Alibi: In your opinion, are issues like abortion or gay marriage sufficient to base one's vote on?
Maher: Not in my opinion, but to plenty of people in Bush's base, that's what the whole thing is about, those wedge issues. Again, this is scary because we're in a very perilous time right now and we need to be thinking our way out. And for people to be guiding the ship of state by anything other than rationality is very dangerous. The Romans use to read entrails before they'd go into battle, you know, split a chicken open and have some high priest or something come in and look at the way the organs were laid out, and that would determine whether they went to battle or not. And we're not that much better if we're basing those decisions on our own silly superstitions. You've got to guide the ship of state with a compass.
Alibi: And how!

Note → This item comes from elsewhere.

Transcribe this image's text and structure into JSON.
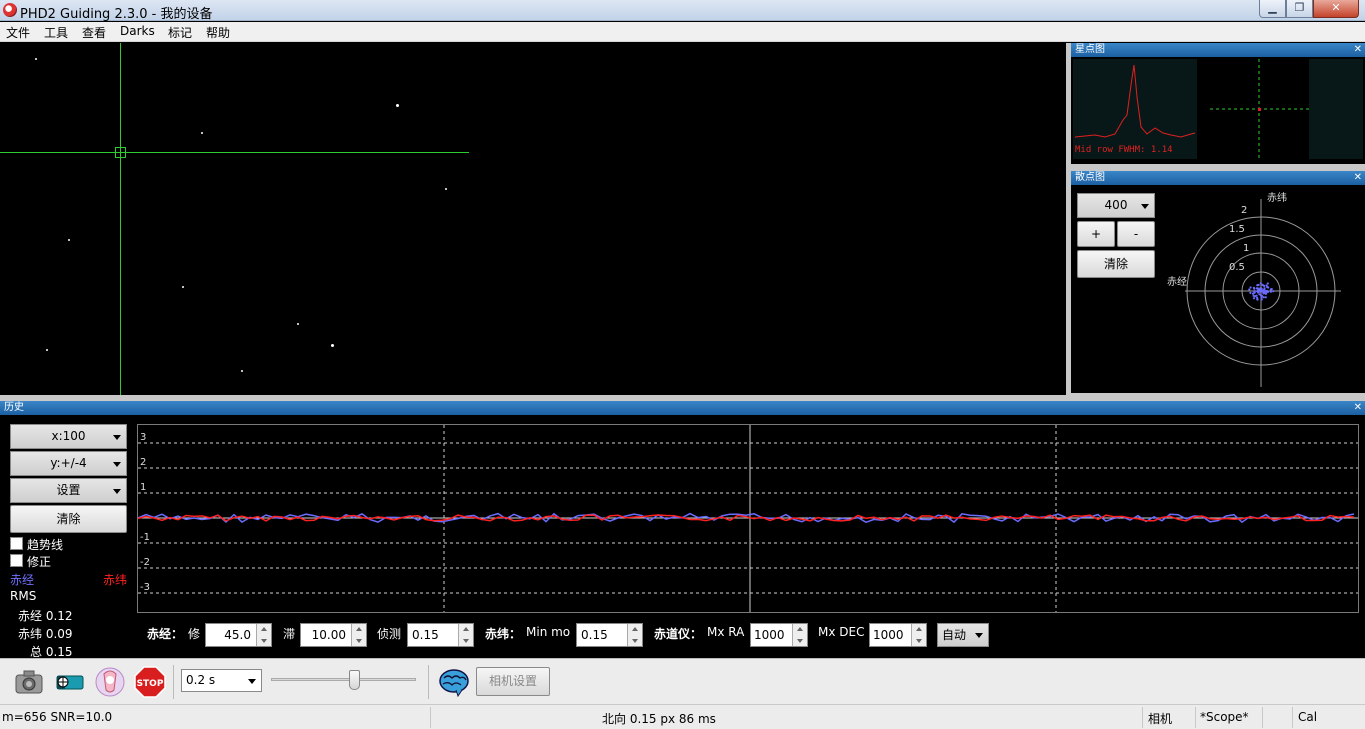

Read the full text of the interview in our Thursday, Nov. 4 issue and get tickets now to see Bill Maher on Tuesday, Nov. 9 at 7:30 p.m. at Popejoy Hall by visiting [link].